by Andre on 25 December 2005
…How I strongly suspect that you’re a single fluorescently labeled protein. I sometimes think I’m doing astronomy instead of biophysics when I see the type of data we collect. The movie shown here is a sequence of TIRFM images from single titin molecules adsorbed on a surface. TIRFM, short for total internal reflection fluorescence microscopy, is a technique that takes advantage of some neat physics to observe biology at its finest scales. Let me explain.
When light hits an interface between two materials, in our case glass and water, under certain conditions it will be entirely reflected at that interface.
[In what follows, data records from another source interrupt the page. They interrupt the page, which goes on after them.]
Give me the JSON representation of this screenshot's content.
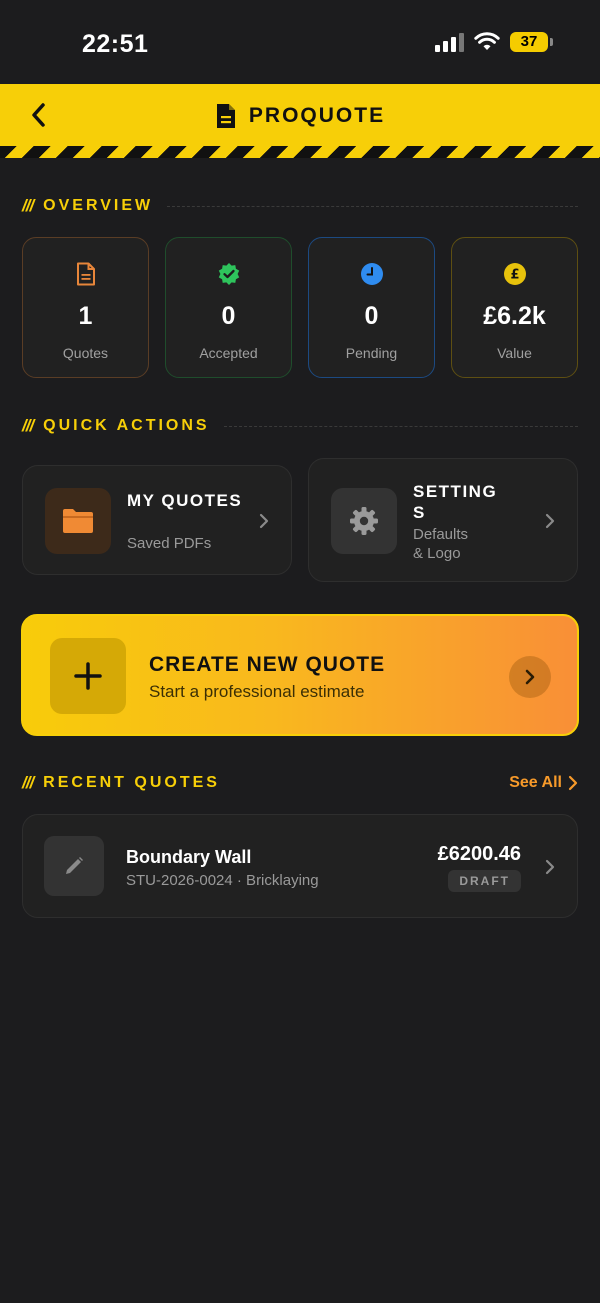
{
  "status_bar": {
    "time": "22:51",
    "battery": "37"
  },
  "header": {
    "title": "PROQUOTE"
  },
  "overview": {
    "title": "OVERVIEW",
    "stats": [
      {
        "value": "1",
        "label": "Quotes",
        "icon": "document-icon",
        "color": "#e8863a"
      },
      {
        "value": "0",
        "label": "Accepted",
        "icon": "check-badge-icon",
        "color": "#2ec45c"
      },
      {
        "value": "0",
        "label": "Pending",
        "icon": "clock-icon",
        "color": "#2f8cf0"
      },
      {
        "value": "£6.2k",
        "label": "Value",
        "icon": "pound-coin-icon",
        "color": "#e7c20c"
      }
    ]
  },
  "quick_actions": {
    "title": "QUICK ACTIONS",
    "my_quotes": {
      "title": "MY QUOTES",
      "subtitle": "Saved PDFs",
      "icon": "folder-icon"
    },
    "settings": {
      "title_line1": "SETTING",
      "title_line2": "S",
      "subtitle_line1": "Defaults",
      "subtitle_line2": "& Logo",
      "icon": "gear-icon"
    }
  },
  "create": {
    "title": "CREATE NEW QUOTE",
    "subtitle": "Start a professional estimate",
    "icon": "plus-icon"
  },
  "recent": {
    "title": "RECENT QUOTES",
    "see_all": "See All",
    "quotes": [
      {
        "title": "Boundary Wall",
        "meta": "STU-2026-0024 · Bricklaying",
        "amount": "£6200.46",
        "status": "DRAFT",
        "icon": "pencil-icon"
      }
    ]
  },
  "colors": {
    "accent": "#f7cf08",
    "orange": "#f79a2a",
    "background": "#1c1c1e",
    "card": "#212121"
  }
}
One way to figure out these conditions is by solving Maxwell’s equations for a propagating wave and applying the appropriate boundary conditions. Part of the result is Snell’s Law, which you could also derive using Fermat’s interesting principle. Either way, you’ll find that when the light is incident on the interface from the higher refractive index side, there is some critical angle above which no light propagates through the interface. Now for the neat physics. Although there is no propagating light on the other side of the interface, the electric field is not zero: there’s an exponentially decaying evanescent field and it’s this field that we use to excite the fluorophores.
One of the key features of this field is that it decays very quickly. The result is that only fluorophores within a few hundred nanometers of the surface get excited thus reducing the unwanted fluorescence from the rest of the sample. In fact, the background is cut down sufficiently to observe the fluorescence from individual molecules on the surface. The principle and some applications are outlined on many microscope manufacturers’ websites like Olympus, Nikon, and Zeiss. You can also find some image galleries with some impressive multicoloured shots of cells’ otherwise private parts.